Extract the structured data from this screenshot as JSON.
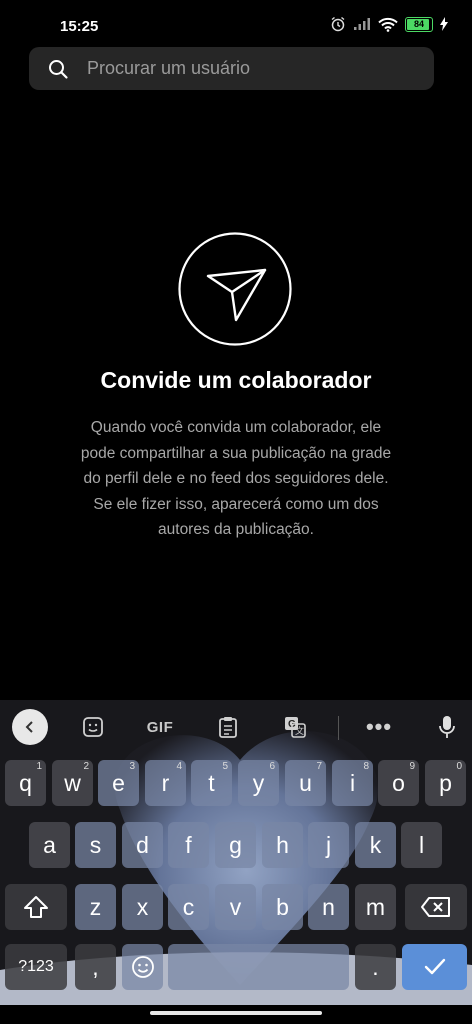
{
  "status_bar": {
    "time": "15:25",
    "battery_level": "84",
    "icons": [
      "alarm-icon",
      "signal-icon",
      "wifi-icon",
      "battery-icon",
      "charging-icon"
    ]
  },
  "search": {
    "placeholder": "Procurar um usuário",
    "icon": "search-icon"
  },
  "empty_state": {
    "icon": "send-icon",
    "title": "Convide um colaborador",
    "description": "Quando você convida um colaborador, ele pode compartilhar a sua publicação na grade do perfil dele e no feed dos seguidores dele. Se ele fizer isso, aparecerá como um dos autores da publicação."
  },
  "keyboard": {
    "toolbar": {
      "items": [
        "back-icon",
        "sticker-icon",
        "gif-button",
        "clipboard-icon",
        "translate-icon",
        "more-icon",
        "mic-icon"
      ],
      "gif_label": "GIF",
      "more_label": "•••"
    },
    "row1": [
      {
        "key": "q",
        "hint": "1"
      },
      {
        "key": "w",
        "hint": "2"
      },
      {
        "key": "e",
        "hint": "3"
      },
      {
        "key": "r",
        "hint": "4"
      },
      {
        "key": "t",
        "hint": "5"
      },
      {
        "key": "y",
        "hint": "6"
      },
      {
        "key": "u",
        "hint": "7"
      },
      {
        "key": "i",
        "hint": "8"
      },
      {
        "key": "o",
        "hint": "9"
      },
      {
        "key": "p",
        "hint": "0"
      }
    ],
    "row2": [
      "a",
      "s",
      "d",
      "f",
      "g",
      "h",
      "j",
      "k",
      "l"
    ],
    "row3": [
      "z",
      "x",
      "c",
      "v",
      "b",
      "n",
      "m"
    ],
    "row4": {
      "symbols_label": "?123",
      "comma": ",",
      "period": "."
    },
    "accent_color": "#5b8fd8"
  }
}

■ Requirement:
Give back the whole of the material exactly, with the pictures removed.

■ Answer box:
Extract the structured data from this screenshot as JSON.
{
  "status_bar": {
    "time": "15:25",
    "battery_level": "84",
    "icons": [
      "alarm-icon",
      "signal-icon",
      "wifi-icon",
      "battery-icon",
      "charging-icon"
    ]
  },
  "search": {
    "placeholder": "Procurar um usuário",
    "icon": "search-icon"
  },
  "empty_state": {
    "icon": "send-icon",
    "title": "Convide um colaborador",
    "description": "Quando você convida um colaborador, ele pode compartilhar a sua publicação na grade do perfil dele e no feed dos seguidores dele. Se ele fizer isso, aparecerá como um dos autores da publicação."
  },
  "keyboard": {
    "toolbar": {
      "items": [
        "back-icon",
        "sticker-icon",
        "gif-button",
        "clipboard-icon",
        "translate-icon",
        "more-icon",
        "mic-icon"
      ],
      "gif_label": "GIF",
      "more_label": "•••"
    },
    "row1": [
      {
        "key": "q",
        "hint": "1"
      },
      {
        "key": "w",
        "hint": "2"
      },
      {
        "key": "e",
        "hint": "3"
      },
      {
        "key": "r",
        "hint": "4"
      },
      {
        "key": "t",
        "hint": "5"
      },
      {
        "key": "y",
        "hint": "6"
      },
      {
        "key": "u",
        "hint": "7"
      },
      {
        "key": "i",
        "hint": "8"
      },
      {
        "key": "o",
        "hint": "9"
      },
      {
        "key": "p",
        "hint": "0"
      }
    ],
    "row2": [
      "a",
      "s",
      "d",
      "f",
      "g",
      "h",
      "j",
      "k",
      "l"
    ],
    "row3": [
      "z",
      "x",
      "c",
      "v",
      "b",
      "n",
      "m"
    ],
    "row4": {
      "symbols_label": "?123",
      "comma": ",",
      "period": "."
    },
    "accent_color": "#5b8fd8"
  }
}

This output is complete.